According to a report published by the Migration Policy Institute on January 7, 2013 the federal spending on immigration enforcement was nearly $18 billion, more than all other major federal law enforcement agencies combined. Immigration and Customs Enforcement (ICE), the agency responsible for interior enforcement functions including investigations and the detention and removal of unauthorized immigrants, saw its number of detainees rise to 429,247 in 2011 while the number of deportations reached 410,000 in 2012. ICE’s budget has also seen an 87 percent increase since 2005. U.S. Customs and Border Protection (CBP), which carries out border enforcement at and between legal ports of entry, saw its budget rise 85 percent in the same period.

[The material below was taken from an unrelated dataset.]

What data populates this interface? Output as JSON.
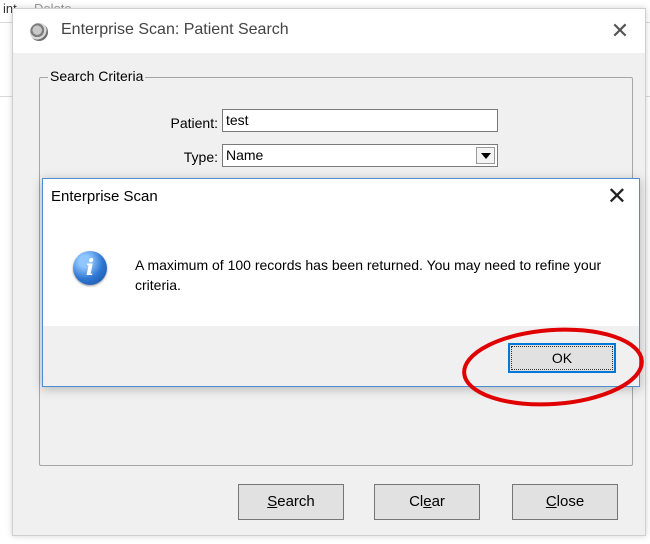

In its report, the Migration Policy Institute writes that “the United States has reached an historical turning point in meeting long-standing immigration enforcement imperatives…” The report goes on to advocate for a change in focus to the how of enforcement: how can the United States’ resources be used in the best manner possible to uphold the nation’s immigration laws? According to many recent news reports in Reuters, CNN, NBC Politics, and other media, the second-term Obama administration plans to move quickly on comprehensive immigration reform. While it remains to be seen whether the President will be more successful in his second term than his first in passing such reform, it is clear from the enforcement statistics in the Migration Policy Institute that it is now more than ever crucial for immigrants to be aware of and maintain legal status in the United States.